Mr Byrne, in a prepared statement (click here to read), remarked that several redevelopment projects could not go ahead under the current funding arrangements, but Mr O'Dowd says that the state agriculture minister is confused about the purpose of Category D funding.
"He's crying about all of the projects that won't go ahead under the current disaster recovery assistance packages, but these payments have one purpose - to help with rebuilding communities after natural disasters," Mr O'Dowd said.
"The Queensland government knows that this funding arrangement cannot be used as a backdoor method to fund unrelated projects, and all of the projects Bill has mentioned can best be described as tourism initiatives.
"And as great as tourism is for the region, there are other, more appropriate funding mechanisms in place to achieve these projects."
Monday's announcement of a $27.75 million recovery funding package was in addition to comprehensive disaster assistance that has already been made available to help affected Queenslanders under the NDRRA.

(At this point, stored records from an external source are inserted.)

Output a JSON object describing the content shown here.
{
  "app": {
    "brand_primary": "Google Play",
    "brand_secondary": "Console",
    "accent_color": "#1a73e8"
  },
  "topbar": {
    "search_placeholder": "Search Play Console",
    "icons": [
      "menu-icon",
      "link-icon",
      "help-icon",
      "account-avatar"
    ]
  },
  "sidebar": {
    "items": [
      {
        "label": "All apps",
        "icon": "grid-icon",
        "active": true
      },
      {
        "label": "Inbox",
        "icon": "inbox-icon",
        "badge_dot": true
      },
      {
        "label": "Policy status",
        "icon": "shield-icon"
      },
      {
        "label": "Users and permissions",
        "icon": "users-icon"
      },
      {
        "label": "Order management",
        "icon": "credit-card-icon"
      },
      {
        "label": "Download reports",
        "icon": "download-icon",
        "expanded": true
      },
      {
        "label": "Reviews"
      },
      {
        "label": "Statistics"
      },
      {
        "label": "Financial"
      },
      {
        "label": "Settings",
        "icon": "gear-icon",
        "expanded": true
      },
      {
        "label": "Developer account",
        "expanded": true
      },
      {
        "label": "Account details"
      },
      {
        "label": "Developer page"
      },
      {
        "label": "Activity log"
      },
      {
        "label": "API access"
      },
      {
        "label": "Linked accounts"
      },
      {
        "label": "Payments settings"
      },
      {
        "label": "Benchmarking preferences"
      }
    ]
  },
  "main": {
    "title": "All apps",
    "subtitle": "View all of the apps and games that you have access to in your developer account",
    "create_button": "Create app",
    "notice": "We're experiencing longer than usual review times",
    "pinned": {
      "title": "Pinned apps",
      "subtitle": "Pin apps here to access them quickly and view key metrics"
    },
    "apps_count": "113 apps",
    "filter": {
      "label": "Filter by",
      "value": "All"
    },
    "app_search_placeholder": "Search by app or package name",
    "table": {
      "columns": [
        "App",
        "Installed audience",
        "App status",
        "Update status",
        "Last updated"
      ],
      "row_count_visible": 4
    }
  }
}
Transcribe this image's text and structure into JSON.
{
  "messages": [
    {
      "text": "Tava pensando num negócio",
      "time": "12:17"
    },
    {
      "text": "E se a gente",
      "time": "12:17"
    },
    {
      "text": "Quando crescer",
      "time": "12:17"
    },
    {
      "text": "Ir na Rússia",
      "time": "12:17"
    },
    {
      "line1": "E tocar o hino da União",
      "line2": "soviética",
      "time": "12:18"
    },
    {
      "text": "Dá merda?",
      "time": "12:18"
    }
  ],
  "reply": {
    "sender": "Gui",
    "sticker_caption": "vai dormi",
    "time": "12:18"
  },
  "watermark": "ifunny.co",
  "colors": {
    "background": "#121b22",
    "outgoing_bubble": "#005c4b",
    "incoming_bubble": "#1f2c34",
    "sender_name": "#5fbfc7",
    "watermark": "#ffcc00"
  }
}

Current NDRRA funding includes emergency and recovery support for affected individuals, funding for local council and state agencies to rebuild damaged infrastructure, and a $5.1 million Community Recovery Fund to restore social networks and build community resilience throughout the recovery process.
Mr O'Dowd says that he pushed hard to receive Category D funding for local governments in the Flynn electorate, and has received positive feedback.
"All of the local councils in Flynn have been anxious about whether we would get Category D assistance, so they are relieved to finally have the announcement," he said.
"They aren't going to sit there and criticise the funding arrangements because they're grateful that we've been able to help them this far."
The Abbott Government has short-changed cyclone-affected Central Queensland, refusing to fund its fair share of Category D assistance under the Natural Disaster Relief and Recovery Arrangements (NDRRA).
Member for Rockhampton Bill Byrne MP said the Queensland Government offered to fund Category D assistance 50/50 with the Commonwealth to help communities hardest hit by Cyclone Marcia.
"After a thorough assessment of the damage and consultation with local councils, the Queensland Government requested $198.5 million of Category D funding from the Federal Government," Mr Byrne said.
"Today the Abbott Government has shown its true colours when it comes to supporting regional Queensland, approving a measly $27.75 million - nothing compared to the $198.5 million needed to get Central Queensland back on its feet.
"It's a real slap in the face to local families and businesses that had their lives torn apart by an extreme natural disaster.
"The Abbott Government is essentially telling Central Queenslanders they're on their own."
Mr Byrne said without the full Category D assistance, major projects - including the Rockhampton Riverbank Reconstruction and the Yeppoon Foreshore Revitalisation Project - would not go ahead.
"Category D assistance is a safety net to support communities facing extraordinary recovery costs following a natural disaster and a lifeline for the local economy that's still doing it tough," Mr Byrne said.
"In this case, the Rockhampton and Livingstone Councils requested $78.5 million under Category D for iconic projects, but the Commonwealth has approved not one single dollar.
"These projects would not only provide a much needed boost to the local economy - hit hard by Marcia - but also ensure the community is more resilient should another natural disaster strike.
"These types of requests are not unprecedented with the use of Category D funding approved for projects such as the Townsville foreshore, Grantham relocation, and the Cardwell foreshore following previous disasters."
Mr Byrne said the remainder of the funding requested was targeted at assisting the agricultural industry, repairing extensive environmental damage, building more resilient infrastructure and the economic recovery of key ports.
"The response from the Abbott Government is unacceptable to the Queensland Government and it is unacceptable to Queenslanders."